> [WHAT TO DO]
Which lines of the material hold the word "title"? Copy each one.
(GIVEN DATA Opens)
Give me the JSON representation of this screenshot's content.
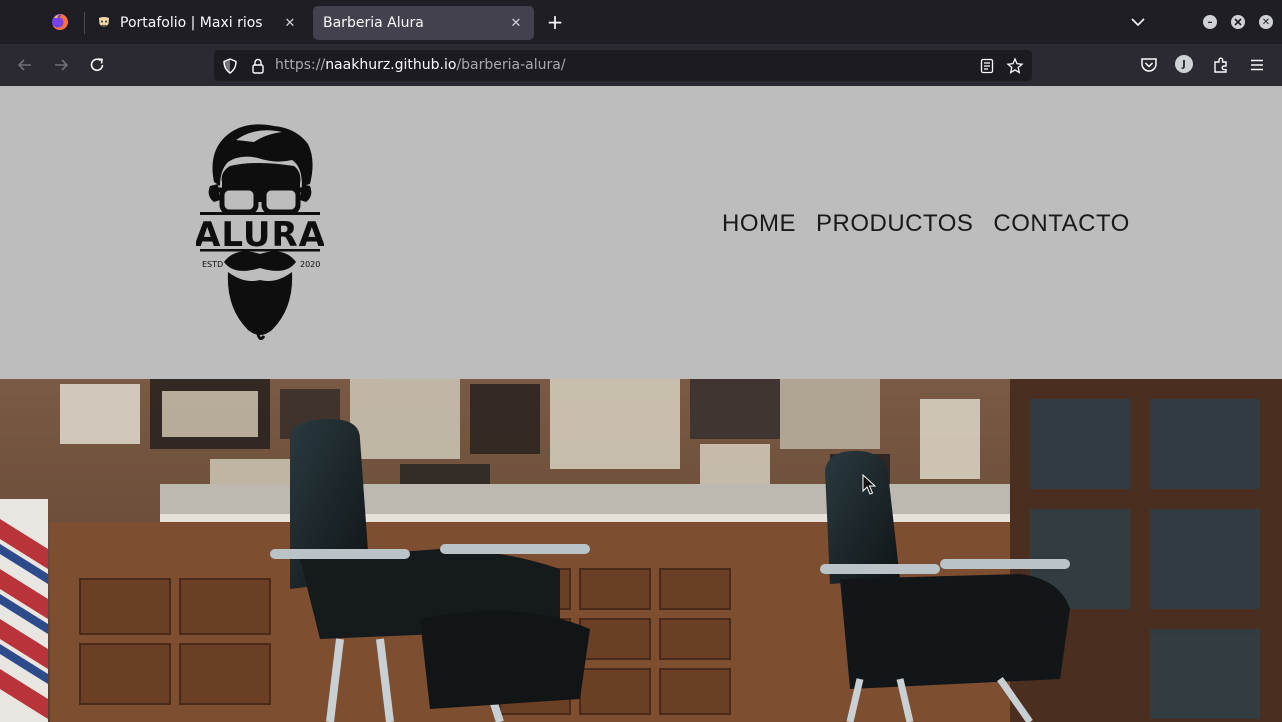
{
  "browser": {
    "tabs": [
      {
        "title": "Portafolio | Maxi rios",
        "favicon": "mask-icon",
        "active": false
      },
      {
        "title": "Barberia Alura",
        "favicon": "none",
        "active": true
      }
    ],
    "url": {
      "scheme": "https://",
      "host": "naakhurz.github.io",
      "path": "/barberia-alura/"
    },
    "profile_initial": "J"
  },
  "site": {
    "logo": {
      "brand": "ALURA",
      "left_text": "ESTD",
      "right_text": "2020"
    },
    "nav": [
      {
        "label": "HOME"
      },
      {
        "label": "PRODUCTOS"
      },
      {
        "label": "CONTACTO"
      }
    ],
    "hero_image": "barbershop-interior-photo"
  },
  "colors": {
    "tabbar_bg": "#1f1e25",
    "toolbar_bg": "#2b2a33",
    "urlbar_bg": "#1c1b22",
    "header_bg": "#bdbdbd",
    "nav_text": "#1a1a1a"
  }
}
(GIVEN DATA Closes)
> [RESPONSE]
        "title": "Portafolio | Maxi rios",
        "title": "Barberia Alura",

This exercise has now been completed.